**TASK ITEM**
Tally the lines below that include "High" and give only the total.

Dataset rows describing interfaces
···

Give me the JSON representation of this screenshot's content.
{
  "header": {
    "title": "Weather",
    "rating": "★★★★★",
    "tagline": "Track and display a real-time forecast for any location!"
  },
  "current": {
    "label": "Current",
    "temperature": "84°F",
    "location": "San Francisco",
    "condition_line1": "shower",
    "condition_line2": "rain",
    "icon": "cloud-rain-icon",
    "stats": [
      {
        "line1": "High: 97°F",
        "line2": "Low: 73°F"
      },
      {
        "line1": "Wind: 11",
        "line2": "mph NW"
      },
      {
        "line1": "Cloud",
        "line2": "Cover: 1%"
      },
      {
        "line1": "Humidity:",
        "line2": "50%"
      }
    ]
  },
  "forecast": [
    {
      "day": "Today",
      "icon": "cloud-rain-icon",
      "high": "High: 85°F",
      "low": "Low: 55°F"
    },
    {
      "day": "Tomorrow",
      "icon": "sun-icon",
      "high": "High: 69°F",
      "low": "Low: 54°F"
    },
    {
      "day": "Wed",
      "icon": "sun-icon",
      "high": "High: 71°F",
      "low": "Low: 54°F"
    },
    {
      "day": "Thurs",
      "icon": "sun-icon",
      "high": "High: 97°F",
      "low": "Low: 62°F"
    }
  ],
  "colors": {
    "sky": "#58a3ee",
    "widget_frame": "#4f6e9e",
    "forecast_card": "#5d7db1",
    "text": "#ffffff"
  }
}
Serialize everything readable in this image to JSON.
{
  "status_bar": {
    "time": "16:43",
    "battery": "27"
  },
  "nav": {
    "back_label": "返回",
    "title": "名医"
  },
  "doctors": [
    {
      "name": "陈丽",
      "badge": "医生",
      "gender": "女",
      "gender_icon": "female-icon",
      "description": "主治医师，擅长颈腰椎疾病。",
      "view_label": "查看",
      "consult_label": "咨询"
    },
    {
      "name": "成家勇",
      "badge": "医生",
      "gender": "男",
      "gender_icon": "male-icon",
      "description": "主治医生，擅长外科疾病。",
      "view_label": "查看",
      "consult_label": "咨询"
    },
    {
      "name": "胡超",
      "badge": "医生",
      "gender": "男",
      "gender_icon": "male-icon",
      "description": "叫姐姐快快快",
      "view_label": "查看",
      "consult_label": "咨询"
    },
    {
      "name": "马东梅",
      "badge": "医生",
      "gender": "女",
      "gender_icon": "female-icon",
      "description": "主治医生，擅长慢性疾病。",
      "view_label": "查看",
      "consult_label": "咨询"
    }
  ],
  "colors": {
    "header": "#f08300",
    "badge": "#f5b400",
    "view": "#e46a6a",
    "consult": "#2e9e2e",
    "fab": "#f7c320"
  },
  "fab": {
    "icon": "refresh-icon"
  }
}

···

**RESPONSE AREA**
5